5 foods you should avoid giving to your baby
Starting solids is an exciting time, but knowing what foods to give your baby can be quite stressful. Ensuring they have a healthy and nutritious diet is so important for their wellbeing and development.
We all want to do the best for our families, but between busy lives and a lack of understanding, we can unknowingly be giving our children foods or specific ingredients that are doing them more harm than good.
We are all about living in moderation but when it comes to babies you have to be careful of what is going into their bellies as their digestive system is still developing. But there are also some foods that you should avoid giving your baby, especially in that first year.
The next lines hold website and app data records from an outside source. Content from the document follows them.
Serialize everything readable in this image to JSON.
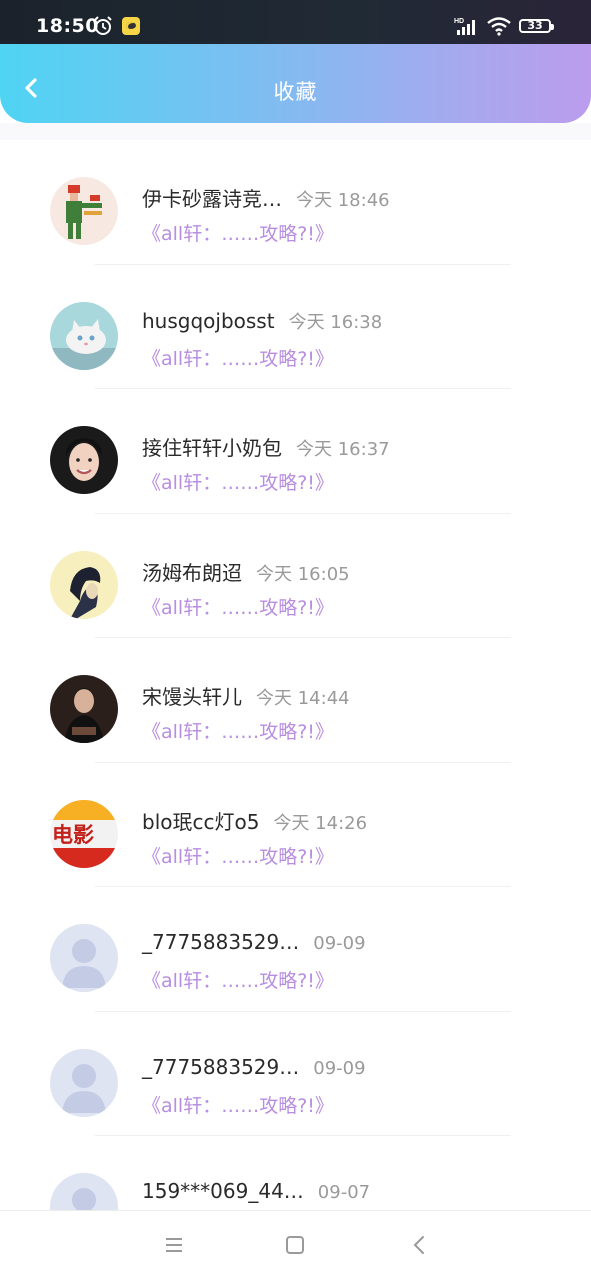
{
  "status_bar": {
    "time": "18:50",
    "battery": "33",
    "icons": [
      "alarm-icon",
      "app-notification-icon",
      "hd-signal-icon",
      "wifi-icon",
      "battery-icon"
    ]
  },
  "header": {
    "title": "收藏",
    "back_icon": "chevron-left-icon",
    "gradient": [
      "#4fd4f3",
      "#bb9ded"
    ]
  },
  "favorites": [
    {
      "name": "伊卡砂露诗竞…",
      "date": "今天 18:46",
      "article": "《all轩：……攻略?!》",
      "avatar": "pixel-character"
    },
    {
      "name": "husgqojbosst",
      "date": "今天 16:38",
      "article": "《all轩：……攻略?!》",
      "avatar": "white-cat"
    },
    {
      "name": "接住轩轩小奶包",
      "date": "今天 16:37",
      "article": "《all轩：……攻略?!》",
      "avatar": "person-smiling"
    },
    {
      "name": "汤姆布朗迢",
      "date": "今天 16:05",
      "article": "《all轩：……攻略?!》",
      "avatar": "person-sketch"
    },
    {
      "name": "宋馒头轩儿",
      "date": "今天 14:44",
      "article": "《all轩：……攻略?!》",
      "avatar": "person-dark"
    },
    {
      "name": "blo珉cc灯o5",
      "date": "今天 14:26",
      "article": "《all轩：……攻略?!》",
      "avatar": "movie-logo"
    },
    {
      "name": "_7775883529…",
      "date": "09-09",
      "article": "《all轩：……攻略?!》",
      "avatar": "default"
    },
    {
      "name": "_7775883529…",
      "date": "09-09",
      "article": "《all轩：……攻略?!》",
      "avatar": "default"
    },
    {
      "name": "159***069_44…",
      "date": "09-07",
      "article": "",
      "avatar": "default"
    }
  ],
  "colors": {
    "article_link": "#b88ee0",
    "name": "#2a2a2a",
    "date": "#9a9a9a"
  },
  "nav_bar": {
    "icons": [
      "menu-icon",
      "home-square-icon",
      "back-triangle-icon"
    ]
  }
}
Chips, salted crackers or popcorn should not be fed to your baby – this is a pretty obvious one. Their high sodium content gives your baby the false illusion of being full and leaves no space for nutritious food. Popcorn is a choking hazard and should not be given to babies or toddlers.
Sodium shows up in just about everything you pick up on the shelf at the supermarket – from the pre-packaged baby foods to the so-called baby crackers and even yogurts aimed at babies and small children. Flip the packet over and be sure to check the sodium.
Babies under 6 months should have no more than 110mg per day and babies 7-12 months should have no more than 370mg per day.
The same goes for sugar! Sugary lollies, chocolates, cakes and desserts are all wonderful to have as adults but are not advisable for children, specifically babies, who need healthy nourishing food. Sugar is empty calories for your babies with no nutritional benefits; instead, give them a piece of fruit (where they can consume natural sugars) or natural sweeteners.
Again, turn the packet over of anything you are giving to your baby and check how much sugar is in it – you’ll be alarmed at how much sugar is in most of the yogurts, fruit pouches and snacks aimed at little ones. Children under 2 should have very minimal processed sugar in their diet.
3. Soft drinks/fruit juice
Much like sugar, soft drinks and fruit juices are unhealthy for your baby as their high sugar content or caffeine (in some) can cause your baby to become ill, gain weight and experience tooth decay. Regular consumption of sugary drinks can also make it more difficult for you to introduce healthier foods to your baby.
Babies under one year should only consume breastmilk/formula and water and water and milk should remain the primary beverage for toddlers and preschoolers.
4. Fast Food/Processed foods
Processed foods are unhealthy for adults, and the same applies to your baby. Fast and processed foods have high salt and sugar content, additives and chemicals and as mentioned before, they add no nutritional value to your baby’s diet. While it is an easier and more convenient option for us time-poor parents, try and plan ahead and meal prep healthier foods (boiled vegetables, plain chicken, rice) as much as possible.
Honey is often viewed as being healthy, and while it causes no serious harm to adults or young children, it can often be toxic for babies (particularly those who are less than a year old).
Babies consuming honey can contract infant botulism, which results in tiredness, weakness and in extreme cases sometimes be fatal. Once babies are over one, however, honey is a great natural sweetener.
While it can be overwhelming trying to figure out what’s best for your child, and our lives are busier than ever it can be hard to make the best choices all the time. Avoiding these foods in favour of fresh fruits and vegetables, lean meats and wholegrains can help keep your baby healthy and can promote their growth and development.